Could you retype the records word for word but without any pictures?

_Page and application data records_:
◇ ◇ ◇

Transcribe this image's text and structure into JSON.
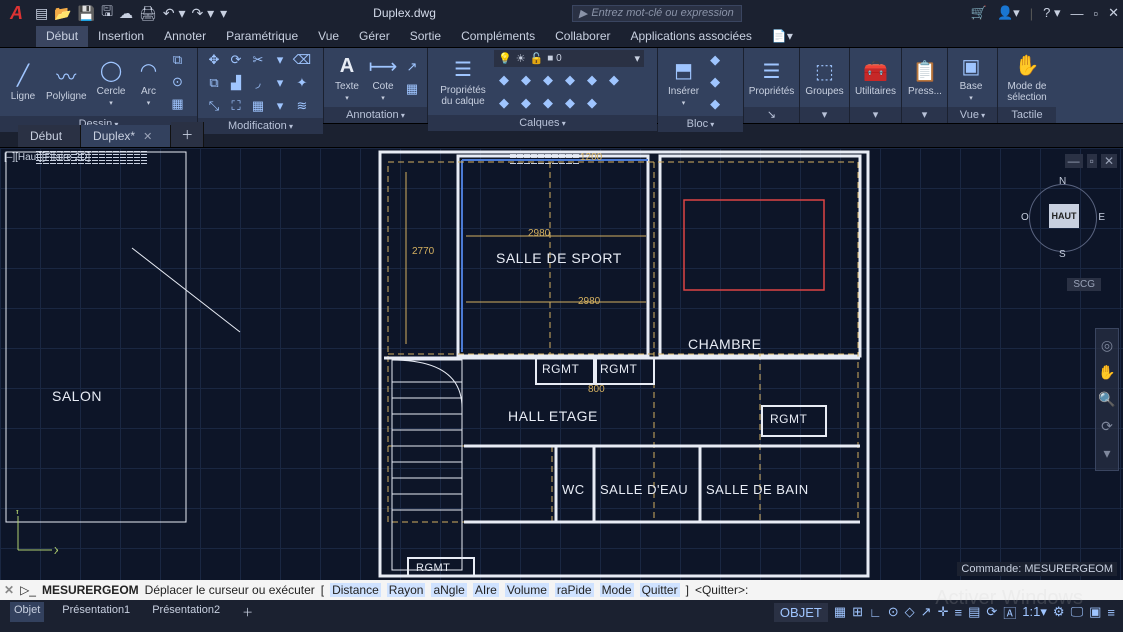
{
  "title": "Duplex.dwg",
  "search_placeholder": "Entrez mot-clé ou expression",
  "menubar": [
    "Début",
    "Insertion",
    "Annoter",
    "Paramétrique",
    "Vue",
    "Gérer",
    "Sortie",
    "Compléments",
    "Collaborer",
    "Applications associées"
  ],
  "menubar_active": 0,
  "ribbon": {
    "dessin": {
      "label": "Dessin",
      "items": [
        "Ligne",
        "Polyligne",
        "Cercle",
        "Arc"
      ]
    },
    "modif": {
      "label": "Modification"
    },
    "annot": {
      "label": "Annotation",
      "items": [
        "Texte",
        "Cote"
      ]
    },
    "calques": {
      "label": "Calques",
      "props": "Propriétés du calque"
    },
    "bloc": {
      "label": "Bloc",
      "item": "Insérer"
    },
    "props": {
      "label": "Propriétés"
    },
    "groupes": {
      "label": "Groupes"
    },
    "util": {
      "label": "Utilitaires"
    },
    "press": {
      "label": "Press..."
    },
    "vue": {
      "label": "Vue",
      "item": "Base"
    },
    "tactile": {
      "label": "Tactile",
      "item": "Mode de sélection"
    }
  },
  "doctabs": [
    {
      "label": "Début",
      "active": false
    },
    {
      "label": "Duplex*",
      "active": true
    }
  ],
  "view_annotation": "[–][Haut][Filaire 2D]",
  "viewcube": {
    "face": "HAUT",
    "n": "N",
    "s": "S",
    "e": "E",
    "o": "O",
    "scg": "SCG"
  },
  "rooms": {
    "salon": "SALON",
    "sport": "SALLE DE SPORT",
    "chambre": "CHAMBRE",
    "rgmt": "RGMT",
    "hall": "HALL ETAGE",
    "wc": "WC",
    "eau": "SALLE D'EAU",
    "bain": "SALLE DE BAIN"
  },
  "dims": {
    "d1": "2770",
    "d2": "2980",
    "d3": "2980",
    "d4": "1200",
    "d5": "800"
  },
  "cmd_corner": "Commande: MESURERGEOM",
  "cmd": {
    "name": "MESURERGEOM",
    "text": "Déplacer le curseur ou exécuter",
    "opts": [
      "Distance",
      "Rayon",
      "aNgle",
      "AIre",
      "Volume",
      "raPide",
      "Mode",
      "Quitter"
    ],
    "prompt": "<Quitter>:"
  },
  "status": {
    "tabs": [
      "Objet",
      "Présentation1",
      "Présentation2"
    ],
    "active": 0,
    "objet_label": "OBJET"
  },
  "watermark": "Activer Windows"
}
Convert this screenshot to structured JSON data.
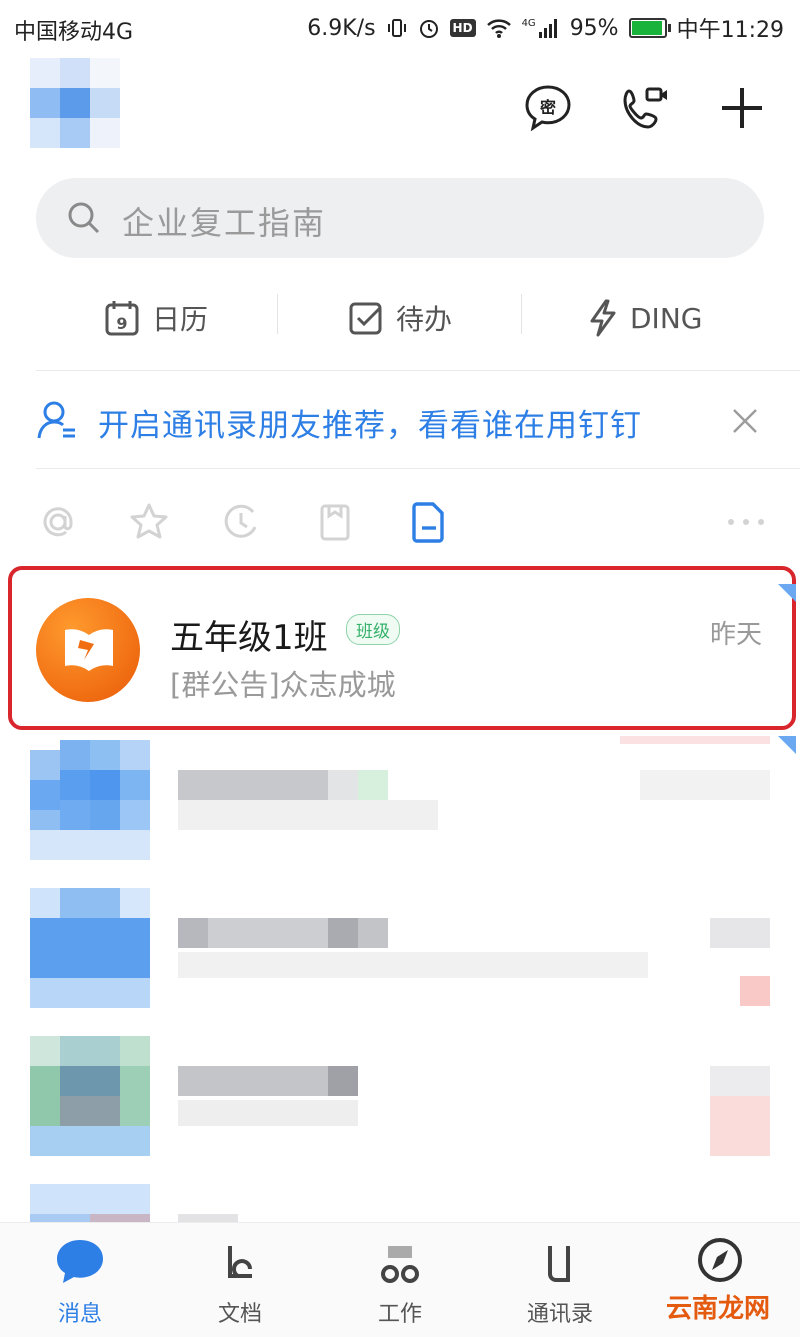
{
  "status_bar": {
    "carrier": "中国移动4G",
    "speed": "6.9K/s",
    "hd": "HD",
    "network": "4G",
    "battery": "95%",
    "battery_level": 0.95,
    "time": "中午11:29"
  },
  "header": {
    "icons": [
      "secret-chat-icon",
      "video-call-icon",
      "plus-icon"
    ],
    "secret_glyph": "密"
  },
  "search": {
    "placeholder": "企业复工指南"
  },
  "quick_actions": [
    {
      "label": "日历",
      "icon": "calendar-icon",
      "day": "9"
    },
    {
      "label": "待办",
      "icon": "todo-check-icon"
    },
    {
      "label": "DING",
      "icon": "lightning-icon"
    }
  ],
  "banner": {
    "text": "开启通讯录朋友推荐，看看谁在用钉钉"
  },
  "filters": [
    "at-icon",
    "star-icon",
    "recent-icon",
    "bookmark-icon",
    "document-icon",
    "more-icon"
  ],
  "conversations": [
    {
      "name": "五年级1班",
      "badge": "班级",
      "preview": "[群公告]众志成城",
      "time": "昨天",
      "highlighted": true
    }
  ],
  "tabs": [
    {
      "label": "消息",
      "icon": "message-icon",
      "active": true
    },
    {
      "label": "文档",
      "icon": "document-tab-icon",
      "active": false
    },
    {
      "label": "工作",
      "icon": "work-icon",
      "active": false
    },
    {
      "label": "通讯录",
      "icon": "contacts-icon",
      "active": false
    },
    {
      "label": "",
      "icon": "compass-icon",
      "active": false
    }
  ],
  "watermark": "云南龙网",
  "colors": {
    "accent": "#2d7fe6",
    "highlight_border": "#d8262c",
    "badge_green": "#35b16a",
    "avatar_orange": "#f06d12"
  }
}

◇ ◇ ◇

_Answer to the exercise_:
Transcribe this image's text and structure into JSON.
{
  "title": "Duplex.dwg",
  "search_placeholder": "Entrez mot-clé ou expression",
  "menubar": [
    "Début",
    "Insertion",
    "Annoter",
    "Paramétrique",
    "Vue",
    "Gérer",
    "Sortie",
    "Compléments",
    "Collaborer",
    "Applications associées"
  ],
  "menubar_active": 0,
  "ribbon": {
    "dessin": {
      "label": "Dessin",
      "items": [
        "Ligne",
        "Polyligne",
        "Cercle",
        "Arc"
      ]
    },
    "modif": {
      "label": "Modification"
    },
    "annot": {
      "label": "Annotation",
      "items": [
        "Texte",
        "Cote"
      ]
    },
    "calques": {
      "label": "Calques",
      "props": "Propriétés du calque"
    },
    "bloc": {
      "label": "Bloc",
      "item": "Insérer"
    },
    "props": {
      "label": "Propriétés"
    },
    "groupes": {
      "label": "Groupes"
    },
    "util": {
      "label": "Utilitaires"
    },
    "press": {
      "label": "Press..."
    },
    "vue": {
      "label": "Vue",
      "item": "Base"
    },
    "tactile": {
      "label": "Tactile",
      "item": "Mode de sélection"
    }
  },
  "doctabs": [
    {
      "label": "Début",
      "active": false
    },
    {
      "label": "Duplex*",
      "active": true
    }
  ],
  "view_annotation": "[–][Haut][Filaire 2D]",
  "viewcube": {
    "face": "HAUT",
    "n": "N",
    "s": "S",
    "e": "E",
    "o": "O",
    "scg": "SCG"
  },
  "rooms": {
    "salon": "SALON",
    "sport": "SALLE DE SPORT",
    "chambre": "CHAMBRE",
    "rgmt": "RGMT",
    "hall": "HALL ETAGE",
    "wc": "WC",
    "eau": "SALLE D'EAU",
    "bain": "SALLE DE BAIN"
  },
  "dims": {
    "d1": "2770",
    "d2": "2980",
    "d3": "2980",
    "d4": "1200",
    "d5": "800"
  },
  "cmd_corner": "Commande: MESURERGEOM",
  "cmd": {
    "name": "MESURERGEOM",
    "text": "Déplacer le curseur ou exécuter",
    "opts": [
      "Distance",
      "Rayon",
      "aNgle",
      "AIre",
      "Volume",
      "raPide",
      "Mode",
      "Quitter"
    ],
    "prompt": "<Quitter>:"
  },
  "status": {
    "tabs": [
      "Objet",
      "Présentation1",
      "Présentation2"
    ],
    "active": 0,
    "objet_label": "OBJET"
  },
  "watermark": "Activer Windows"
}
Convert this screenshot to structured JSON data.
{
  "status_bar": {
    "carrier": "中国移动4G",
    "speed": "6.9K/s",
    "hd": "HD",
    "network": "4G",
    "battery": "95%",
    "battery_level": 0.95,
    "time": "中午11:29"
  },
  "header": {
    "icons": [
      "secret-chat-icon",
      "video-call-icon",
      "plus-icon"
    ],
    "secret_glyph": "密"
  },
  "search": {
    "placeholder": "企业复工指南"
  },
  "quick_actions": [
    {
      "label": "日历",
      "icon": "calendar-icon",
      "day": "9"
    },
    {
      "label": "待办",
      "icon": "todo-check-icon"
    },
    {
      "label": "DING",
      "icon": "lightning-icon"
    }
  ],
  "banner": {
    "text": "开启通讯录朋友推荐，看看谁在用钉钉"
  },
  "filters": [
    "at-icon",
    "star-icon",
    "recent-icon",
    "bookmark-icon",
    "document-icon",
    "more-icon"
  ],
  "conversations": [
    {
      "name": "五年级1班",
      "badge": "班级",
      "preview": "[群公告]众志成城",
      "time": "昨天",
      "highlighted": true
    }
  ],
  "tabs": [
    {
      "label": "消息",
      "icon": "message-icon",
      "active": true
    },
    {
      "label": "文档",
      "icon": "document-tab-icon",
      "active": false
    },
    {
      "label": "工作",
      "icon": "work-icon",
      "active": false
    },
    {
      "label": "通讯录",
      "icon": "contacts-icon",
      "active": false
    },
    {
      "label": "",
      "icon": "compass-icon",
      "active": false
    }
  ],
  "watermark": "云南龙网",
  "colors": {
    "accent": "#2d7fe6",
    "highlight_border": "#d8262c",
    "badge_green": "#35b16a",
    "avatar_orange": "#f06d12"
  }
}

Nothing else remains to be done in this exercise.